“Another key aspect of the new team is that many partners on the standing committee have strong skills and experience in a particular practice areas This will help the firm achieving its goal to improve the specialisation of our lawyers."
The aim is for its lawyers to be transformed from being generalists into experts in their chosen field. It might sound old hat to some practising in London, but this is Chinese modernisation at a rapid pace.
“In addition to the management structure, we’ve set up 14 special working groups to support the standing committee,” explains Peng. ”Each working group acts like a think-tank to a specific aspect of the firm’s management, for example, administration, marketing, business development, strategic planning, quality control, risk management, specialisation and integration. They will conduct research, analysis and come up with proposals for the standing committee to discuss.”
The firm is in the year two is of its third five-year plan. Specialisation is the number one priority and then the firm wants to focus on the integration between the Beijing head office and branch offices.

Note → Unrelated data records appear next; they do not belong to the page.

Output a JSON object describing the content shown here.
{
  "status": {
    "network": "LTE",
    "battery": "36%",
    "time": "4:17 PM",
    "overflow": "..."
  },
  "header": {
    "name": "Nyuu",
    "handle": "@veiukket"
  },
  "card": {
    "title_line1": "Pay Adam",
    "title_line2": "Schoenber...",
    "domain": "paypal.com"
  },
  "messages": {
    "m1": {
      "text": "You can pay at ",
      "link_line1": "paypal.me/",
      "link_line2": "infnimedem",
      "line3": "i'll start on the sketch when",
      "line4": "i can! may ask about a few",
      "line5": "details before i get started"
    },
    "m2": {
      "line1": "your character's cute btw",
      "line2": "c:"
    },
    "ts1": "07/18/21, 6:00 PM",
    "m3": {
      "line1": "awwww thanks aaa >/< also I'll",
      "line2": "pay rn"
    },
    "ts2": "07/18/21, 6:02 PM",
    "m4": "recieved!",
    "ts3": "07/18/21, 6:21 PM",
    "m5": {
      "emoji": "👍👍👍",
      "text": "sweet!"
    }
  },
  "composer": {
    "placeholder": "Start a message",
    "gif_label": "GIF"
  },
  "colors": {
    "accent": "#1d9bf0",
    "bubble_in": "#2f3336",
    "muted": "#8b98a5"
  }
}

Today, most of Dacheng’s branch offices remain financially independent and loosely managed by Beijing.
Peng singles out the top practice focuses for Dacheng as: corporate, capital markets, M&A and investment, IP, energy and projects, sports and entertainment law, as well as dispute resolution.
The firm also hopes that by building a closer ties between partners and lawyers in the same practice areas across the whole network, its 50 offices globally will be better aligned and integrated.
“Our plan is to first integrate about 10 branch offices that already have a similar and compatible management and practice system with the head office. In addition, the process will start by integrating offices that are in the same region, for example the Pearl River Delta region and the Yangtzie River Delta region.”
Dacheng’s determination to transform itself from a federation of separate offices into a unified institution with solid internal systems is partially driven by aspiring partners wanting to build a successful legal brand. It is also driven by some alarming events that hit some of China’s leading firms last year, including Jun He’s legal challenge questioning the Chinese qualification of the firms’ partners (12 December 2013).
“The past year has seen many unprecedented challenges posed to the Chinese legal profession and raised new issues that firms need to face. We’ve also faced some problems ourselves caused by a lack of sufficient internal control and risk management,” Peng recalls.
“The Chinese legal market has been growing at an astonishing speed but firms didn’t have much time to catch up on updating their management at the same pace. We are now at the stage of history when some problems have inevitably started to show and materialise. Having problems is not a bad thing, as these problems can provide the whole industry a valuable opportunity to improve and advance.”
Global merger is possible
Over the years, Dacheng has established nine offices abroad, including New York, Paris, Singapore, Los Angeles, Moscow (19 August 2013) and Mongolia.
At the same time, the firm has signed cooperation agreements with a large number of foreign firms, such as PLMJ in Portugal, Minter Ellison in Australia, Siskinds in Canada and Arthur Cox in Ireland.
Will the Chinese giant continue pushing for its international expansion in the next five years?
“We are only at the beginning of globalisation. We have established several branch offices overseas and have entered in to many cooperative agreements with foreign firms. But that is still a long way away from the true sense of global firms,” Peng answers.
The firm is keeping an open mind about its international strategy. “The standing committee will consider various options, such as opening more branch offices overseas and growing organically. But equally, we will seriously consider forming an association with a major global firm which will eventually lead to a full merger,” he indicates.
That is some way off yet, however. For now the firm has got some growing pains to contend with.